BRIEF: The answer must consist of every line from the entries that holds the word "true".

[Entries taken from a collection]
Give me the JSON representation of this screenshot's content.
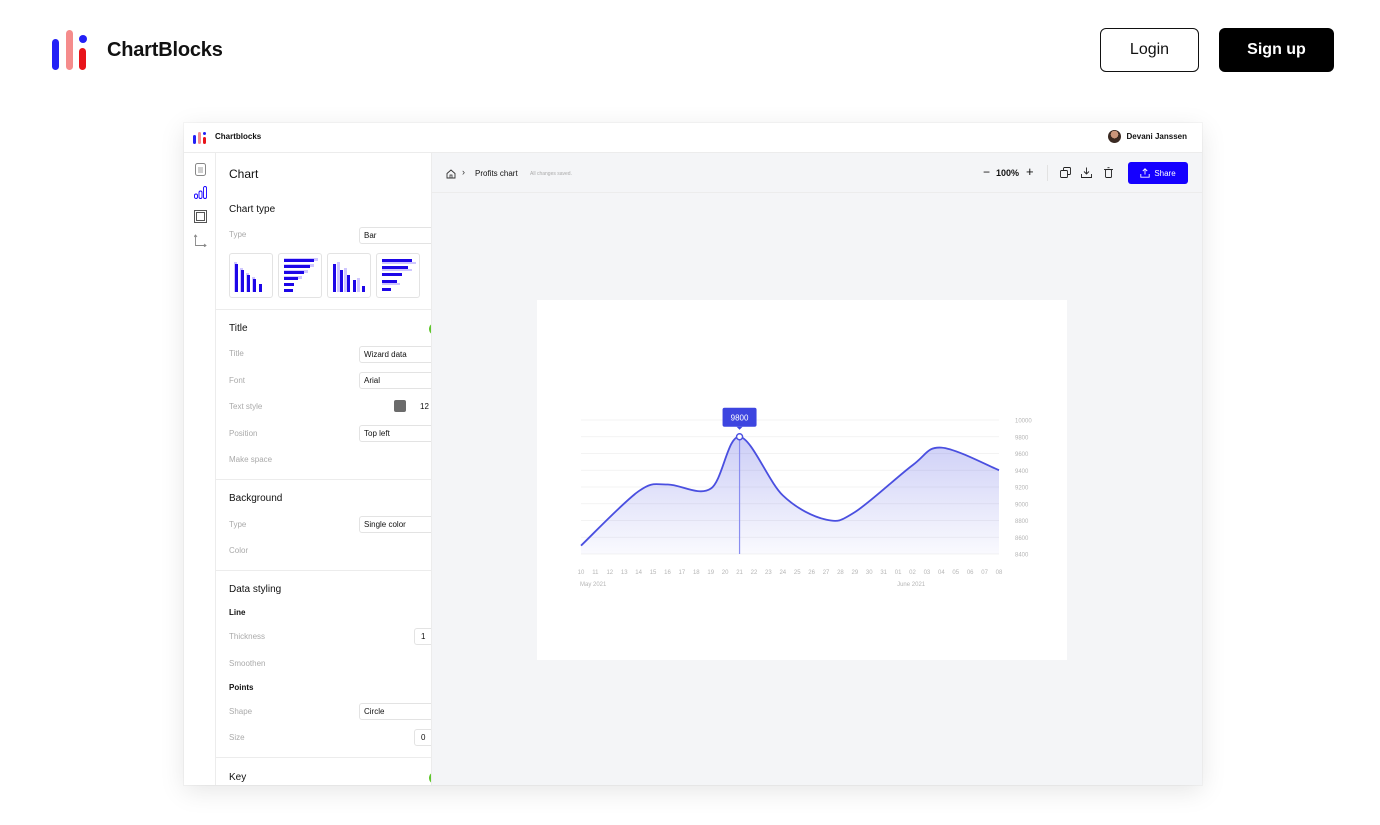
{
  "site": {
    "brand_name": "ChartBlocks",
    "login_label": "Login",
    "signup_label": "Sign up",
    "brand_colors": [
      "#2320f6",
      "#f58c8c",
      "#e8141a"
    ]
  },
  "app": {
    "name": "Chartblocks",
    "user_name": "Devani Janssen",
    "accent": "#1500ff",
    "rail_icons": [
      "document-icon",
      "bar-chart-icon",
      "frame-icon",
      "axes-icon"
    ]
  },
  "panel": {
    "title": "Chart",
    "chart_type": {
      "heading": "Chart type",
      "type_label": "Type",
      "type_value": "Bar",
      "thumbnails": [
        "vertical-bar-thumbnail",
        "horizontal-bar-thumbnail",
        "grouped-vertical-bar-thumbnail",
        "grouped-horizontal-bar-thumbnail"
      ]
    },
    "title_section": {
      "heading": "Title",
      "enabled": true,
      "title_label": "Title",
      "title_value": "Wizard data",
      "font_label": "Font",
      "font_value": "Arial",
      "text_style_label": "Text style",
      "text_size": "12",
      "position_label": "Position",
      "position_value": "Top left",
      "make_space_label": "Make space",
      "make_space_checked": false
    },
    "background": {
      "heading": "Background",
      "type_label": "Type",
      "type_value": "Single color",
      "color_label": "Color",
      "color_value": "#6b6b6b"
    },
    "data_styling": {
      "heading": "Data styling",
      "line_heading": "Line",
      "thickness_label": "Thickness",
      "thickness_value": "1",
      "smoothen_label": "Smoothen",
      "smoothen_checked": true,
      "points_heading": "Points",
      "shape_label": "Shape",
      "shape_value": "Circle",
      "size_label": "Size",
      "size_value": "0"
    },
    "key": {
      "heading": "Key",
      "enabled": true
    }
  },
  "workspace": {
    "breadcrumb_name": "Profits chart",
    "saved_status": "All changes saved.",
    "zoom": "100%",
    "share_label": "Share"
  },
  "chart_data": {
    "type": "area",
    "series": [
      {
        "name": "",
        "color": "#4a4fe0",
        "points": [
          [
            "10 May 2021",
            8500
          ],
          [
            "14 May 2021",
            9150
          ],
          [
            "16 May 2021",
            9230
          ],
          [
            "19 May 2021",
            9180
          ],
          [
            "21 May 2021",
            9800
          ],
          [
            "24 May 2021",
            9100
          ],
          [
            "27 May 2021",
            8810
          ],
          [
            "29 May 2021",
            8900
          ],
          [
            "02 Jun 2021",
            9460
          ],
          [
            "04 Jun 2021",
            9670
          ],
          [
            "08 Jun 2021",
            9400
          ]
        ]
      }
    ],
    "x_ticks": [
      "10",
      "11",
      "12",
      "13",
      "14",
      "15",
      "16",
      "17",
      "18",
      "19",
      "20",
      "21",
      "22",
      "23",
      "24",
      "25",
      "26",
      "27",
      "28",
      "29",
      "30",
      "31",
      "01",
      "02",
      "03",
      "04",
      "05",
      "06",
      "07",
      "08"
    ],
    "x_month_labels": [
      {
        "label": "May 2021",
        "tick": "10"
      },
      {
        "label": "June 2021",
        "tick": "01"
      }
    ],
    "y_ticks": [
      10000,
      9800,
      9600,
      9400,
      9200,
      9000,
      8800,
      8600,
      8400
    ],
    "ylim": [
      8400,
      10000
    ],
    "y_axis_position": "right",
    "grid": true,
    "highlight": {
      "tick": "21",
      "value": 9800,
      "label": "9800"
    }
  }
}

TASK RESULT:
      "enabled": true,
      "smoothen_checked": true,
      "enabled": true
    "grid": true,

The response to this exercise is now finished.